Huffpost Green

New Zealand Oil Spill: Half Of Grounded Ship Sinks

Posted: Updated:
TAURANGA, NEW ZEALAND - JANUARY 9: In this handout provided by Maritime New Zealand, MV Rena is seen in two pieces after overnight bad weather pounded the vessel, on January 9, 2012 in Tauranga, New Zealand. Floating containers and debris have been found northwest of the vessel and more is expected to wash ashore today. Rena struck Astrolabe Reef off the coast of Mt Maunganui on October 5, 2011 and has spilled 350 tonnes of oil, and almost 100 shipping containers. (Photo by Maritime New Zealand
TAURANGA, NEW ZEALAND - JANUARY 9: In this handout provided by Maritime New Zealand, MV Rena is seen in two pieces after overnight bad weather pounded the vessel, on January 9, 2012 in Tauranga, New Zealand. Floating containers and debris have been found northwest of the vessel and more is expected to wash ashore today. Rena struck Astrolabe Reef off the coast of Mt Maunganui on October 5, 2011 and has spilled 350 tonnes of oil, and almost 100 shipping containers. (Photo by Maritime New Zealand

WELLINGTON, New Zealand — One half of a cargo ship that ran aground on a New Zealand reef three months ago began sinking into the ocean Tuesday.

Maritime New Zealand spokesman James Sygrove told The Associated Press that the stern section of the vessel Rena began slipping from its previous position on the Astrolabe reef at about 9 a.m. New Zealand time and three hours later was about three-quarters submerged.

"The front 30 meters (100 feet) is still above the waterline, but the back section and the bridge are all under the water," he said.

Sygrove said the bow section of the boat remained firmly wedged on the reef. He said there is plenty of wood, plastic and other debris floating around the sinking stern section.

"It's quite a fluid situation," he said, adding that authorities remain unsure of what will happen next.

The maritime agency issued an update early Tuesday afternoon saying that the mostly submerged stern section remained perched on the edge of the reef and that a small amount of oil and some containers had fallen overboard along with the debris.
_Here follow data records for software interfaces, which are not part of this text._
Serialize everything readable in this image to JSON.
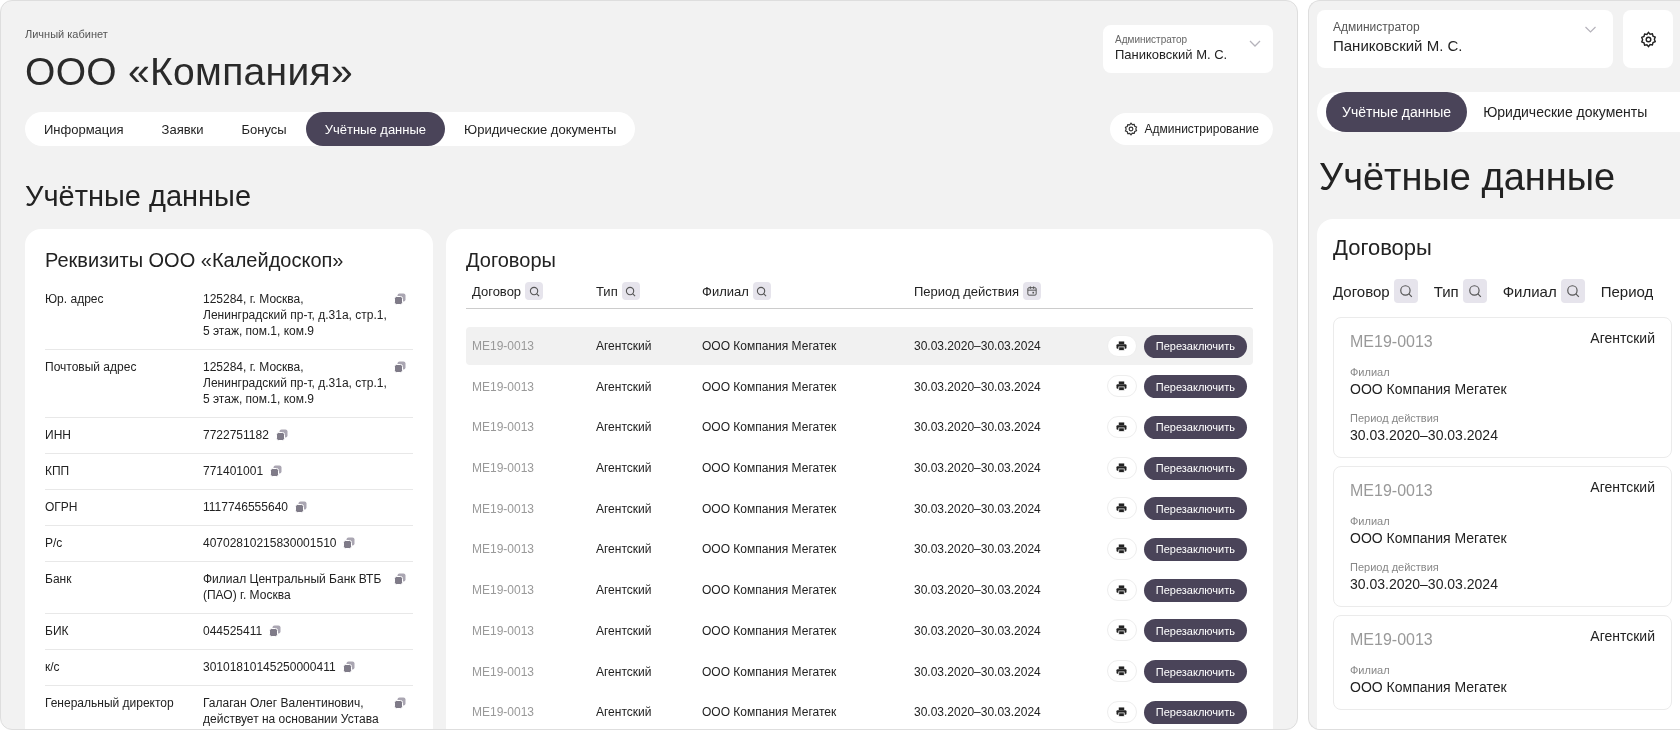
{
  "desktop": {
    "breadcrumb": "Личный кабинет",
    "title": "ООО «Компания»",
    "user": {
      "role": "Администратор",
      "name": "Паниковский М. С."
    },
    "tabs": [
      {
        "label": "Информация",
        "selected": false
      },
      {
        "label": "Заявки",
        "selected": false
      },
      {
        "label": "Бонусы",
        "selected": false
      },
      {
        "label": "Учётные данные",
        "selected": true
      },
      {
        "label": "Юридические документы",
        "selected": false
      }
    ],
    "admin_button": "Администрирование",
    "section_title": "Учётные данные",
    "requisites": {
      "title": "Реквизиты ООО «Калейдоскоп»",
      "rows": [
        {
          "label": "Юр. адрес",
          "value": "125284, г. Москва, Ленинградский пр-т, д.31а, стр.1, 5 этаж, пом.1, ком.9"
        },
        {
          "label": "Почтовый адрес",
          "value": "125284, г. Москва, Ленинградский пр-т, д.31а, стр.1, 5 этаж, пом.1, ком.9"
        },
        {
          "label": "ИНН",
          "value": "7722751182"
        },
        {
          "label": "КПП",
          "value": "771401001"
        },
        {
          "label": "ОГРН",
          "value": "1117746555640"
        },
        {
          "label": "Р/с",
          "value": "40702810215830001510"
        },
        {
          "label": "Банк",
          "value": "Филиал Центральный Банк ВТБ (ПАО) г. Москва"
        },
        {
          "label": "БИК",
          "value": "044525411"
        },
        {
          "label": "к/с",
          "value": "30101810145250000411"
        },
        {
          "label": "Генеральный директор",
          "value": "Галаган Олег Валентинович, действует на основании Устава"
        }
      ]
    },
    "contracts": {
      "title": "Договоры",
      "columns": [
        {
          "label": "Договор",
          "kind": "search"
        },
        {
          "label": "Тип",
          "kind": "search"
        },
        {
          "label": "Филиал",
          "kind": "search"
        },
        {
          "label": "Период действия",
          "kind": "date"
        }
      ],
      "rows": [
        {
          "contract": "ME19-0013",
          "type": "Агентский",
          "branch": "ООО Компания Мегатек",
          "period": "30.03.2020–30.03.2024",
          "action": "Перезаключить",
          "selected": true
        },
        {
          "contract": "ME19-0013",
          "type": "Агентский",
          "branch": "ООО Компания Мегатек",
          "period": "30.03.2020–30.03.2024",
          "action": "Перезаключить",
          "selected": false
        },
        {
          "contract": "ME19-0013",
          "type": "Агентский",
          "branch": "ООО Компания Мегатек",
          "period": "30.03.2020–30.03.2024",
          "action": "Перезаключить",
          "selected": false
        },
        {
          "contract": "ME19-0013",
          "type": "Агентский",
          "branch": "ООО Компания Мегатек",
          "period": "30.03.2020–30.03.2024",
          "action": "Перезаключить",
          "selected": false
        },
        {
          "contract": "ME19-0013",
          "type": "Агентский",
          "branch": "ООО Компания Мегатек",
          "period": "30.03.2020–30.03.2024",
          "action": "Перезаключить",
          "selected": false
        },
        {
          "contract": "ME19-0013",
          "type": "Агентский",
          "branch": "ООО Компания Мегатек",
          "period": "30.03.2020–30.03.2024",
          "action": "Перезаключить",
          "selected": false
        },
        {
          "contract": "ME19-0013",
          "type": "Агентский",
          "branch": "ООО Компания Мегатек",
          "period": "30.03.2020–30.03.2024",
          "action": "Перезаключить",
          "selected": false
        },
        {
          "contract": "ME19-0013",
          "type": "Агентский",
          "branch": "ООО Компания Мегатек",
          "period": "30.03.2020–30.03.2024",
          "action": "Перезаключить",
          "selected": false
        },
        {
          "contract": "ME19-0013",
          "type": "Агентский",
          "branch": "ООО Компания Мегатек",
          "period": "30.03.2020–30.03.2024",
          "action": "Перезаключить",
          "selected": false
        },
        {
          "contract": "ME19-0013",
          "type": "Агентский",
          "branch": "ООО Компания Мегатек",
          "period": "30.03.2020–30.03.2024",
          "action": "Перезаключить",
          "selected": false
        }
      ]
    }
  },
  "mobile": {
    "user": {
      "role": "Администратор",
      "name": "Паниковский М. С."
    },
    "tabs": [
      {
        "label": "Учётные данные",
        "selected": true
      },
      {
        "label": "Юридические документы",
        "selected": false
      }
    ],
    "section_title": "Учётные данные",
    "contracts": {
      "title": "Договоры",
      "columns": [
        {
          "label": "Договор",
          "kind": "search"
        },
        {
          "label": "Тип",
          "kind": "search"
        },
        {
          "label": "Филиал",
          "kind": "search"
        },
        {
          "label": "Период",
          "kind": "plain"
        }
      ],
      "cards": [
        {
          "contract": "ME19-0013",
          "type": "Агентский",
          "branch_label": "Филиал",
          "branch": "ООО Компания Мегатек",
          "period_label": "Период действия",
          "period": "30.03.2020–30.03.2024"
        },
        {
          "contract": "ME19-0013",
          "type": "Агентский",
          "branch_label": "Филиал",
          "branch": "ООО Компания Мегатек",
          "period_label": "Период действия",
          "period": "30.03.2020–30.03.2024"
        },
        {
          "contract": "ME19-0013",
          "type": "Агентский",
          "branch_label": "Филиал",
          "branch": "ООО Компания Мегатек"
        }
      ]
    }
  }
}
The 774-foot (236-meter) vessel split in two over the weekend amid heavy seas. It has been battered on the reef near the North Island port of Tauranga since it ran aground Oct. 5.

About 150 cargo containers have spilled into the sea since the weekend, with more than 800 still aboard. Many more containers are expected to fall off as the stern sinks.

In the days after it ran aground, the Rena spilled about 400 tons of fuel oil, fouling pristine beaches and killing thousands of seabirds in what has been labeled New Zealand's worst maritime environmental disaster.

Maritime New Zealand estimates that less than 100 tons of oil remains on the ship after salvage crews managed to remove much of the remaining oil and nearly 400 containers. However, it was a slow process removing containers and hundreds were still aboard when it split apart.

New Zealand police closed access to one beach Monday after some people were seen scavenging bags of powdered milk that had washed ashore. Authorities warned that the milk may be unsafe.

More than 30 containers from the ship and plenty of loose debris has washed up at local beaches since the Rena split apart, and authorities have been working to tow other containers out to sea to prevent more from coming ashore. Salvage crews have attached beacons and buoys to some containers so they can be more easily recovered later.

Around the Web

New Zealand braces for oil spill as Rena splits on reef | The Australian

Coast under threat as more Rena containers ... - New Zealand Herald

New Zealand oil slick ship breaks up in storm | ABS-CBN News

Grounded cargo ship breaks apart

Ship grounded off the coast of New Zealand splits in two - CNN.com

Oil spill disaster threatens New Zealand as stranded container ship ...

Grounded Cargo Ship Breaks Apart on New Zealand Reef

Fresh concerns NZ ship wreck debris to wash ashore

Stricken NZ cargo ship breaks up

Little oil seen after ship splits in New Zealand

From Our Partners